Válerie Trierweiler, the girlfriend of French presidential candidate François Hollande, apparently became so upset upon finding her image splashed on the front page of Paris Match, that she took to Twitter to publicly express her fury.
The French magazine, which she happens to write for, published a photo of her and Hollande with the headline: “Válerie: François Hollande’s lucky charm: How their love was born.”
The journalist claims she was so outraged that she took to Twitter and posted the following:
The tweet read: “What a shock to find yourself on the front page of your own paper. I am angry to see the use of photos without my agreement and without letting me know.”
(As background, you you should know that Trierweiler, 46, met Hollande during an assignment, while covering politics for Paris Match. They kept their relationship under wraps for a while, but last November, she vowed to stop political coverage for the magazine citing a conflict of interest.)
Trierweiler later posted another tweet, sarcastically congratulating her own publication for depicting her as arm candy on International Women’s Day of all days.
The tweet translates to: “Bravo Paris March for its sexism on International Women’s Day… Thoughts for all angry women.”
In return, Paris Match’s Twitter page (which surprisingly, NEVER tweets to individual users) fired back:
“It’s true Válerie that we didn’t discuss the front page with you. That’s Match’s independence. You are in the best position to understand (that).”
Some took to Twitter and expressed their support, saying things like : “What a slap in the face by your own employer,” etc.
But honestly, I find the whole thing a bit suspicious. Somehow, it did not seem authentic.
Here is my reasoning:
The first evidence of possible manipulation is based on simple basics of social media- Notice that in her first tweet, Mrs. Trierweiler used a hashtag (#) for the word “Paris,” which is somewat strange because, if she indeed was so furious that she wanted to address her employer- Paris Match itself, the official Twitter account- she would have had to use the publication’s Twitter handle, which is @ParisMatch, and not #Paris. Using #Paris, however, did guarantee visibility all around the world. Coincidence? I think not.
Most importantly- if you became upset with your employer, would your first reaction really be to tweet about it instead of meeting personally with your boss to talk about it? At the very least, wouldn’t you send an e-mail?
One can only wonder– Did she make an honest mistake or was this all part of the plan? Can we assume that Mrs. Trierweiler, a journalist of her stature, does not even know the basics of Twitter? The rest of her tweets prove otherwise. This tweet, for example, shows she knows perfectly well how to address another person and a media organization on Twitter.
Or did she purposely do all this so that all Twitter users who follow the keyword “Paris” could see her tweet, thus drawing more attention to herself? She is, after all, no longer a mere journalist, but more prominently, a candidate for First Lady of France. She and Hollande, just like all the other candidates, need all the publicity and buzz they can get.

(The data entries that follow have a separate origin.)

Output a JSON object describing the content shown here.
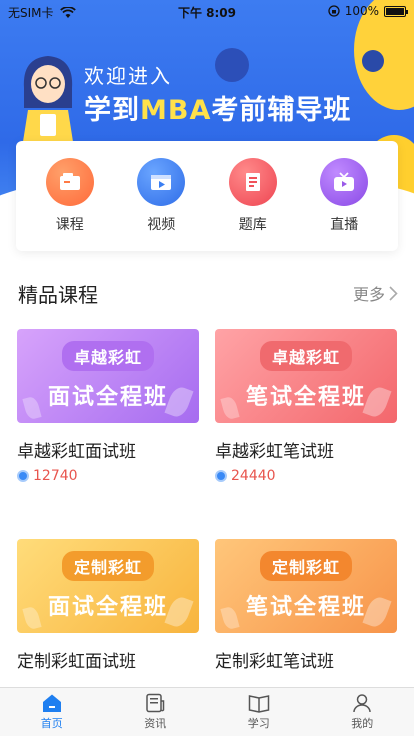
{
  "status_bar": {
    "carrier": "无SIM卡",
    "time": "下午 8:09",
    "battery": "100%"
  },
  "banner": {
    "line1": "欢迎进入",
    "line2_pre": "学到",
    "line2_highlight": "MBA",
    "line2_post": "考前辅导班"
  },
  "quick_menu": [
    {
      "label": "课程",
      "icon": "course-icon",
      "color": "#ff7a45"
    },
    {
      "label": "视频",
      "icon": "video-icon",
      "color": "#3b7ff2"
    },
    {
      "label": "题库",
      "icon": "question-bank-icon",
      "color": "#f0525a"
    },
    {
      "label": "直播",
      "icon": "live-icon",
      "color": "#9a5ae8"
    }
  ],
  "section": {
    "title": "精品课程",
    "more": "更多"
  },
  "courses": [
    {
      "tag": "卓越彩虹",
      "big": "面试全程班",
      "name": "卓越彩虹面试班",
      "count": "12740",
      "gradient": [
        "#c48cf6",
        "#a770ef"
      ],
      "tag_color": "#b06ff0"
    },
    {
      "tag": "卓越彩虹",
      "big": "笔试全程班",
      "name": "卓越彩虹笔试班",
      "count": "24440",
      "gradient": [
        "#ff9a9e",
        "#f4686c"
      ],
      "tag_color": "#f06a6e"
    },
    {
      "tag": "定制彩虹",
      "big": "面试全程班",
      "name": "定制彩虹面试班",
      "count": "",
      "gradient": [
        "#ffd36a",
        "#f8b640"
      ],
      "tag_color": "#f39c2c"
    },
    {
      "tag": "定制彩虹",
      "big": "笔试全程班",
      "name": "定制彩虹笔试班",
      "count": "",
      "gradient": [
        "#ffc06a",
        "#f7984a"
      ],
      "tag_color": "#f3872e"
    }
  ],
  "tab_bar": [
    {
      "label": "首页",
      "icon": "home-icon",
      "active": true
    },
    {
      "label": "资讯",
      "icon": "news-icon",
      "active": false
    },
    {
      "label": "学习",
      "icon": "study-book-icon",
      "active": false
    },
    {
      "label": "我的",
      "icon": "profile-icon",
      "active": false
    }
  ],
  "colors": {
    "accent": "#1f7ff0",
    "count": "#e8554e",
    "banner_bg": "#3d7cf1"
  }
}
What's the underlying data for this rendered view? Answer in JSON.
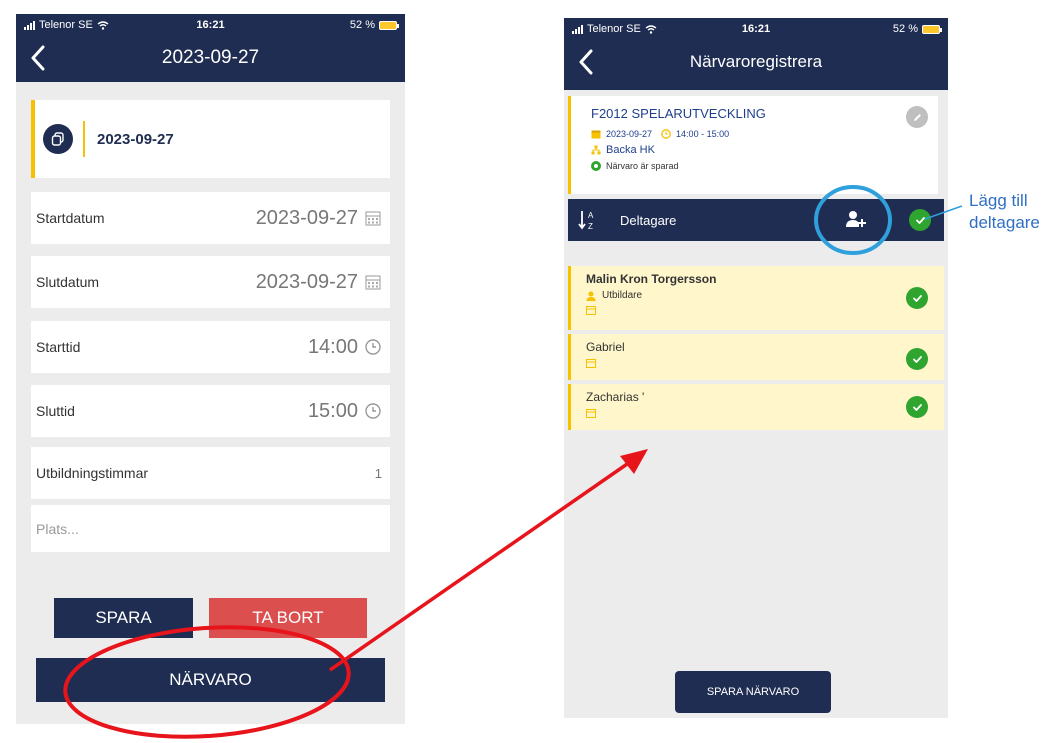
{
  "left_screen": {
    "status": {
      "carrier": "Telenor SE",
      "time": "16:21",
      "battery": "52 %"
    },
    "title": "2023-09-27",
    "date_card": {
      "date": "2023-09-27"
    },
    "fields": [
      {
        "label": "Startdatum",
        "value": "2023-09-27"
      },
      {
        "label": "Slutdatum",
        "value": "2023-09-27"
      },
      {
        "label": "Starttid",
        "value": "14:00"
      },
      {
        "label": "Sluttid",
        "value": "15:00"
      },
      {
        "label": "Utbildningstimmar",
        "value": "1"
      }
    ],
    "place_placeholder": "Plats...",
    "buttons": {
      "save": "SPARA",
      "delete": "TA BORT",
      "attendance": "NÄRVARO"
    }
  },
  "right_screen": {
    "status": {
      "carrier": "Telenor SE",
      "time": "16:21",
      "battery": "52 %"
    },
    "title": "Närvaroregistrera",
    "event": {
      "title": "F2012 SPELARUTVECKLING",
      "date": "2023-09-27",
      "time": "14:00 - 15:00",
      "club": "Backa HK",
      "status": "Närvaro är sparad"
    },
    "participants_label": "Deltagare",
    "participants": [
      {
        "name": "Malin Kron Torgersson",
        "role": "Utbildare"
      },
      {
        "name": "Gabriel",
        "role": ""
      },
      {
        "name": "Zacharias '",
        "role": ""
      }
    ],
    "save_button": "SPARA NÄRVARO"
  },
  "annotation": {
    "line1": "Lägg till",
    "line2": "deltagare"
  },
  "colors": {
    "navy": "#1f2d52",
    "accent_yellow": "#f5c100",
    "danger": "#db4f4f",
    "success": "#2fa52f",
    "annotation_red": "#e8141b",
    "annotation_blue": "#2fa0dc"
  }
}
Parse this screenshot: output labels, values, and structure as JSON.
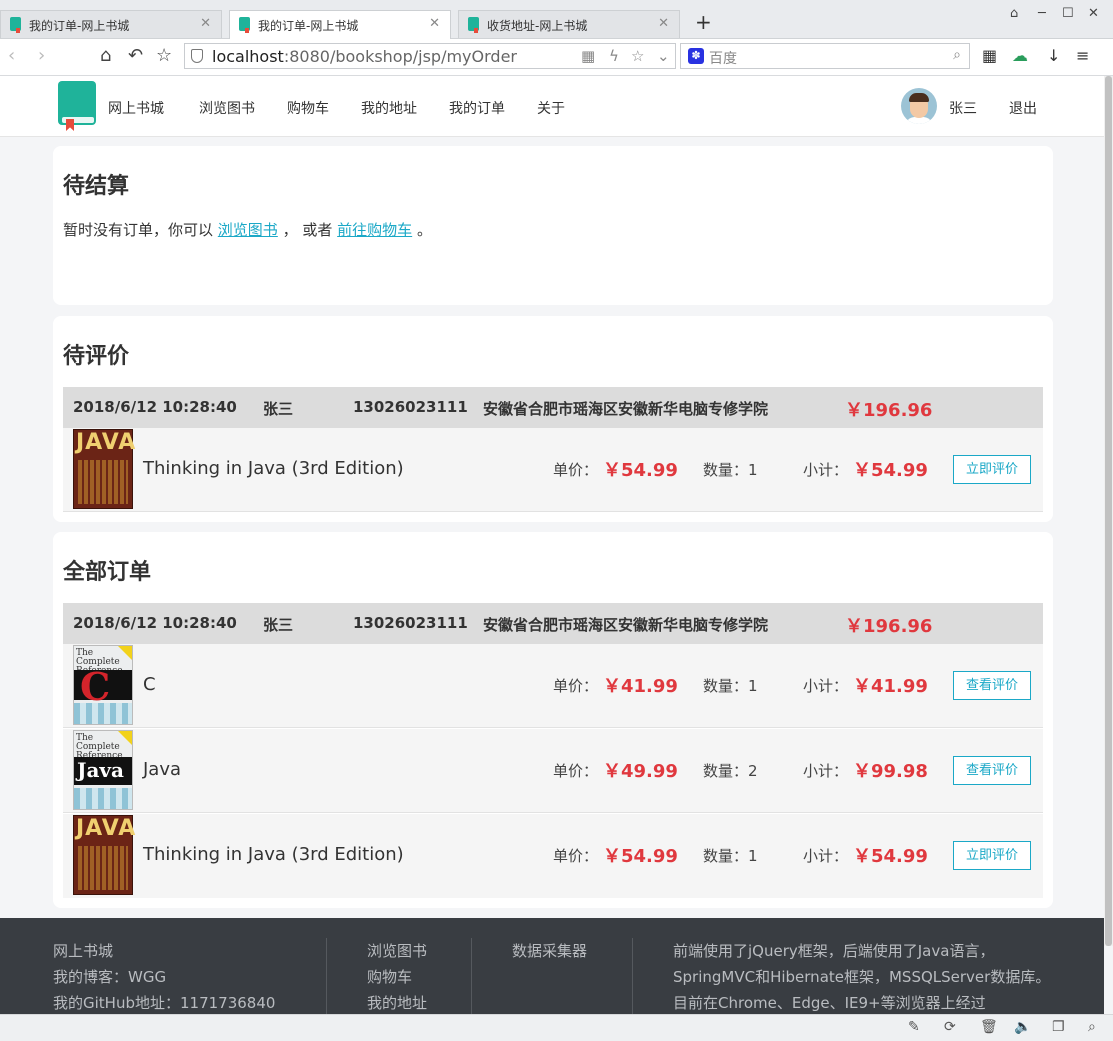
{
  "browser": {
    "tabs": [
      {
        "title": "我的订单-网上书城"
      },
      {
        "title": "我的订单-网上书城"
      },
      {
        "title": "收货地址-网上书城"
      }
    ],
    "url_host": "localhost",
    "url_rest": ":8080/bookshop/jsp/myOrder",
    "search_placeholder": "百度"
  },
  "header": {
    "brand": "网上书城",
    "nav": [
      "浏览图书",
      "购物车",
      "我的地址",
      "我的订单",
      "关于"
    ],
    "username": "张三",
    "logout": "退出"
  },
  "pending": {
    "title": "待结算",
    "empty_prefix": "暂时没有订单，你可以",
    "link_browse": "浏览图书",
    "empty_mid": "， 或者",
    "link_cart": "前往购物车",
    "empty_suffix": "。"
  },
  "toReview": {
    "title": "待评价",
    "order": {
      "date": "2018/6/12 10:28:40",
      "name": "张三",
      "phone": "13026023111",
      "address": "安徽省合肥市瑶海区安徽新华电脑专修学院",
      "total": "￥196.96"
    },
    "items": [
      {
        "title": "Thinking in Java (3rd Edition)",
        "unit_label": "单价：",
        "unit": "￥54.99",
        "qty_label": "数量：1",
        "sub_label": "小计：",
        "subtotal": "￥54.99",
        "action": "立即评价",
        "cover": "java3"
      }
    ]
  },
  "allOrders": {
    "title": "全部订单",
    "order": {
      "date": "2018/6/12 10:28:40",
      "name": "张三",
      "phone": "13026023111",
      "address": "安徽省合肥市瑶海区安徽新华电脑专修学院",
      "total": "￥196.96"
    },
    "items": [
      {
        "title": "C",
        "unit_label": "单价：",
        "unit": "￥41.99",
        "qty_label": "数量：1",
        "sub_label": "小计：",
        "subtotal": "￥41.99",
        "action": "查看评价",
        "cover": "c"
      },
      {
        "title": "Java",
        "unit_label": "单价：",
        "unit": "￥49.99",
        "qty_label": "数量：2",
        "sub_label": "小计：",
        "subtotal": "￥99.98",
        "action": "查看评价",
        "cover": "java"
      },
      {
        "title": "Thinking in Java (3rd Edition)",
        "unit_label": "单价：",
        "unit": "￥54.99",
        "qty_label": "数量：1",
        "sub_label": "小计：",
        "subtotal": "￥54.99",
        "action": "立即评价",
        "cover": "java3"
      }
    ]
  },
  "covers": {
    "java3_text": "JAVA",
    "complete_ref": "The Complete Reference",
    "c_letter": "C",
    "java_word": "Java"
  },
  "footer": {
    "col1": [
      "网上书城",
      "我的博客：WGG",
      "我的GitHub地址：1171736840"
    ],
    "col2": [
      "浏览图书",
      "购物车",
      "我的地址"
    ],
    "col3": [
      "数据采集器"
    ],
    "col4": "前端使用了jQuery框架，后端使用了Java语言，SpringMVC和Hibernate框架，MSSQLServer数据库。 目前在Chrome、Edge、IE9+等浏览器上经过"
  }
}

By the way, I’m not the only one to be skeptical of Valtrier’s Twitter rant. Other Twitter users, are also suspicious of it, including Twitter user @Frouteman, who tweeted: “@valtrier: today’s controversy proves your hypocrisy or your sense of propaganda?” Here is her original tweet in French:
I may be wrong, but all these little technical details do make me wonder. What do you think? Faux or not?